Task description => Please retype all the records below exactly as they read.

[Element data from apps and pages]
━━━━━━━━

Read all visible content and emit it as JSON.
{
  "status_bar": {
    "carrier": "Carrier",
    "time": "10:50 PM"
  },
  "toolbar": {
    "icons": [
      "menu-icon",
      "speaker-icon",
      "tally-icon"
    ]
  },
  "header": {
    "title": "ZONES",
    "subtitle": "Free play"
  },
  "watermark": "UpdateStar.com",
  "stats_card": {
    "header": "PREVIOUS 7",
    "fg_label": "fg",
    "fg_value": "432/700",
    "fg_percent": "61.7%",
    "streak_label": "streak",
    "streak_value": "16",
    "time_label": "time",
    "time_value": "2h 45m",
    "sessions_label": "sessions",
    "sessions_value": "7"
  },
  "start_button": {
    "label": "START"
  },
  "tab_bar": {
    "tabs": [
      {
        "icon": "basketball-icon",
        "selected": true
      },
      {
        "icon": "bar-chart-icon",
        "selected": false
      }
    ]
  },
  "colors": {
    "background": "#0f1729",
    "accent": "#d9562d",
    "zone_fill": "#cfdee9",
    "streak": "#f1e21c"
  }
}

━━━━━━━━

Solution =>
Read all visible content and emit it as JSON.
{
  "status_bar": {
    "carrier": "Carrier",
    "time": "10:50 PM"
  },
  "toolbar": {
    "icons": [
      "menu-icon",
      "speaker-icon",
      "tally-icon"
    ]
  },
  "header": {
    "title": "ZONES",
    "subtitle": "Free play"
  },
  "watermark": "UpdateStar.com",
  "stats_card": {
    "header": "PREVIOUS 7",
    "fg_label": "fg",
    "fg_value": "432/700",
    "fg_percent": "61.7%",
    "streak_label": "streak",
    "streak_value": "16",
    "time_label": "time",
    "time_value": "2h 45m",
    "sessions_label": "sessions",
    "sessions_value": "7"
  },
  "start_button": {
    "label": "START"
  },
  "tab_bar": {
    "tabs": [
      {
        "icon": "basketball-icon",
        "selected": true
      },
      {
        "icon": "bar-chart-icon",
        "selected": false
      }
    ]
  },
  "colors": {
    "background": "#0f1729",
    "accent": "#d9562d",
    "zone_fill": "#cfdee9",
    "streak": "#f1e21c"
  }
}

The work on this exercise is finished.